However since the 2008 financial crisis and the development of national populism, these dynamics are under increasing strain, with many seeing in them the roots of our current crises. HR departments have unnecessarily politicised business functions, introducing empowerment narratives that favour group-based politics at the expense of R&D and innovation (as with the Google walkouts a couple of years ago or the equity-and-diversity agendas increasingly prevalent in universities). Regulatory agencies have removed policy-making from political oversight, making it obscure, legalistic and unresponsive to dispersed public pressures. The everyman nature of the median voter theory in political parties has produced a politics of consensus that does very little (happily pushing policy onto those regulatory agencies) while the friend-enemy distinction of politics has fragmented into political breakages and conjunctures that entail further fragmentation (such as the divisions inherent in the Euro crisis, Brexit and US politics). The competitive media environment has further contributed to this political fragmentation, as media narratives serve constituencies at the expense of attaining objectivity. With this, much of the populist fervour and opposition can be seen as the attempts to construct parallel networks to compete against and crack open these intra-competitive networks. I would place within this the attempts of Corbyn-supporting media outlets (Novara Media, The Canary) to construct an alternative media ecology that served their own base. The rise of Podemos and the Five Star Movement as parties attempting to repivot the political landscape so that populist demands could be implemented through policy-making (technocratic) methods. Brexit as a reneging of the economic/social liberal consensus, constructing a cultural sovereignty to combat the prevailing logistical sovereignty that defined the centrist consensus of the past three decades. With these developments, intra-competitive networks may increasingly become inter-competitive networks in a political/organisational ecology of fragmented conflict, where different fields and sectors (media, political parties, regulatory agencies, HR departments and others) are caught in consensus vs. alterity disputes that fragment the socius along multiple dimensions.
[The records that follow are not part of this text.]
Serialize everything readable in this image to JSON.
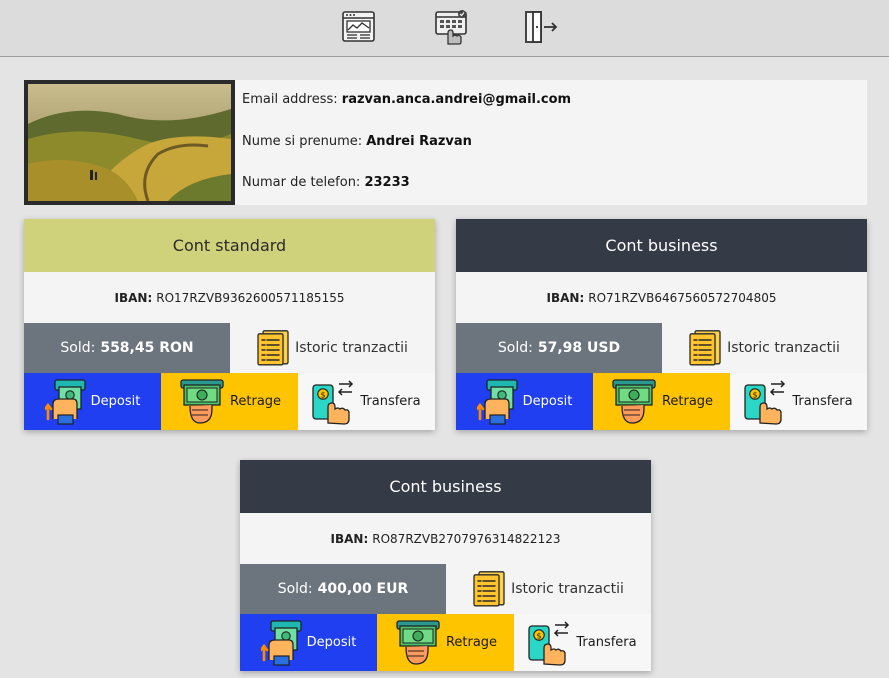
{
  "toolbar": {
    "buttons": [
      {
        "icon": "dashboard-window-icon"
      },
      {
        "icon": "payment-terminal-icon"
      },
      {
        "icon": "logout-door-icon"
      }
    ]
  },
  "profile": {
    "email_label": "Email address:",
    "email_value": "razvan.anca.andrei@gmail.com",
    "name_label": "Nume si prenume:",
    "name_value": "Andrei Razvan",
    "phone_label": "Numar de telefon:",
    "phone_value": "23233"
  },
  "colors": {
    "standard_header": "#cfd27a",
    "business_header": "#343a46",
    "deposit": "#1f3ff0",
    "retrage": "#ffc400",
    "transfera": "#f7f7f7",
    "sold": "#6c757d"
  },
  "accounts": [
    {
      "type": "Cont standard",
      "iban_label": "IBAN:",
      "iban": "RO17RZVB9362600571185155",
      "sold_label": "Sold:",
      "sold_value": "558,45 RON",
      "history_label": "Istoric tranzactii",
      "deposit_label": "Deposit",
      "withdraw_label": "Retrage",
      "transfer_label": "Transfera"
    },
    {
      "type": "Cont business",
      "iban_label": "IBAN:",
      "iban": "RO71RZVB6467560572704805",
      "sold_label": "Sold:",
      "sold_value": "57,98 USD",
      "history_label": "Istoric tranzactii",
      "deposit_label": "Deposit",
      "withdraw_label": "Retrage",
      "transfer_label": "Transfera"
    },
    {
      "type": "Cont business",
      "iban_label": "IBAN:",
      "iban": "RO87RZVB2707976314822123",
      "sold_label": "Sold:",
      "sold_value": "400,00 EUR",
      "history_label": "Istoric tranzactii",
      "deposit_label": "Deposit",
      "withdraw_label": "Retrage",
      "transfer_label": "Transfera"
    }
  ]
}
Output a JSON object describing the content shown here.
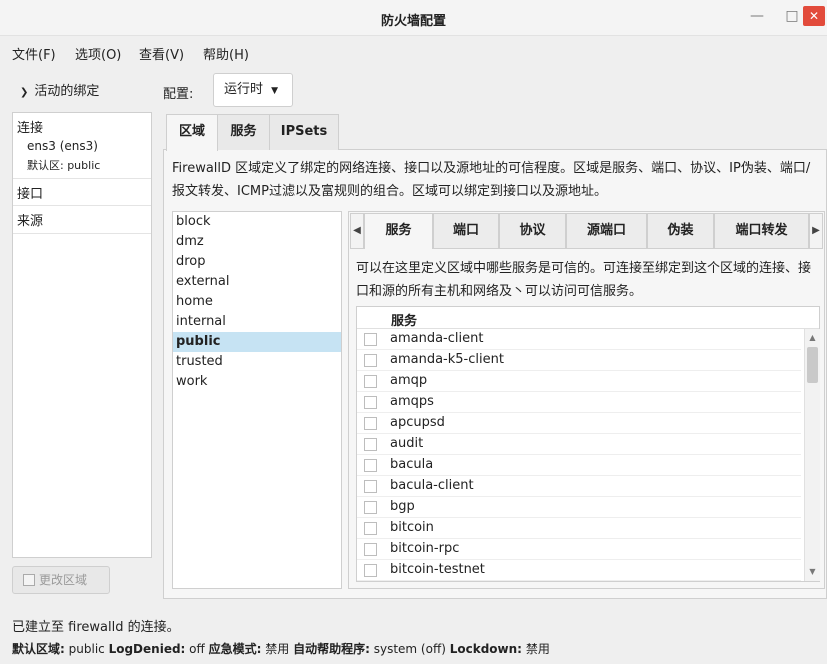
{
  "window": {
    "title": "防火墙配置",
    "minimize": "—",
    "maximize": "□",
    "close": "✕"
  },
  "menu": [
    "文件(F)",
    "选项(O)",
    "查看(V)",
    "帮助(H)"
  ],
  "left": {
    "toggle_label": "活动的绑定",
    "connections_header": "连接",
    "connection_item": "ens3 (ens3)",
    "connection_zone": "默认区: public",
    "interfaces_header": "接口",
    "sources_header": "来源",
    "change_zone_button": "更改区域"
  },
  "config": {
    "label": "配置:",
    "value": "运行时"
  },
  "tabs": [
    "区域",
    "服务",
    "IPSets"
  ],
  "zone_description": "FirewallD 区域定义了绑定的网络连接、接口以及源地址的可信程度。区域是服务、端口、协议、IP伪装、端口/报文转发、ICMP过滤以及富规则的组合。区域可以绑定到接口以及源地址。",
  "zones": [
    "block",
    "dmz",
    "drop",
    "external",
    "home",
    "internal",
    "public",
    "trusted",
    "work"
  ],
  "selected_zone": "public",
  "inner_tabs": [
    "服务",
    "端口",
    "协议",
    "源端口",
    "伪装",
    "端口转发"
  ],
  "services_description": "可以在这里定义区域中哪些服务是可信的。可连接至绑定到这个区域的连接、接口和源的所有主机和网络及丶可以访问可信服务。",
  "services_header": "服务",
  "services": [
    "amanda-client",
    "amanda-k5-client",
    "amqp",
    "amqps",
    "apcupsd",
    "audit",
    "bacula",
    "bacula-client",
    "bgp",
    "bitcoin",
    "bitcoin-rpc",
    "bitcoin-testnet"
  ],
  "status": {
    "connection": "已建立至 firewalld 的连接。",
    "default_zone_label": "默认区域:",
    "default_zone_value": "public",
    "log_denied_label": "LogDenied:",
    "log_denied_value": "off",
    "panic_label": "应急模式:",
    "panic_value": "禁用",
    "helper_label": "自动帮助程序:",
    "helper_value": "system (off)",
    "lockdown_label": "Lockdown:",
    "lockdown_value": "禁用"
  },
  "colors": {
    "selection": "#c6e3f3",
    "close_button": "#e24b3b"
  }
}
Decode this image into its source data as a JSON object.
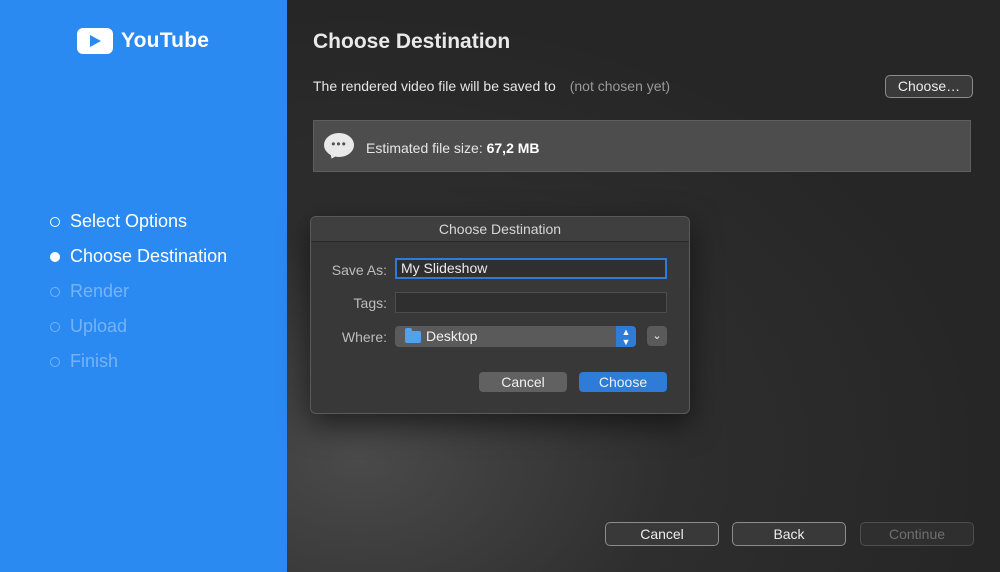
{
  "sidebar": {
    "brand": "YouTube",
    "steps": [
      {
        "label": "Select Options",
        "state": "done"
      },
      {
        "label": "Choose Destination",
        "state": "current"
      },
      {
        "label": "Render",
        "state": "disabled"
      },
      {
        "label": "Upload",
        "state": "disabled"
      },
      {
        "label": "Finish",
        "state": "disabled"
      }
    ]
  },
  "main": {
    "title": "Choose Destination",
    "saved_to_label": "The rendered video file will be saved to",
    "saved_to_value": "(not chosen yet)",
    "choose_button": "Choose…",
    "info_prefix": "Estimated file size: ",
    "info_value": "67,2 MB",
    "buttons": {
      "cancel": "Cancel",
      "back": "Back",
      "continue": "Continue"
    }
  },
  "dialog": {
    "title": "Choose Destination",
    "save_as_label": "Save As:",
    "save_as_value": "My Slideshow",
    "tags_label": "Tags:",
    "tags_value": "",
    "where_label": "Where:",
    "where_value": "Desktop",
    "cancel": "Cancel",
    "choose": "Choose"
  },
  "colors": {
    "sidebar": "#2b8af2",
    "accent": "#2f7bd8"
  },
  "icons": [
    "youtube-logo-icon",
    "speech-bubble-icon",
    "folder-icon",
    "up-down-chevron-icon",
    "chevron-down-icon"
  ]
}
 Henry Mintzberg, The Structuring of Organizations
 Manuel DeLanda, The New Philosophy of Society
 Manuel DeLanda, The New Philosophy of Society
 Peter Mair, Ruling the Void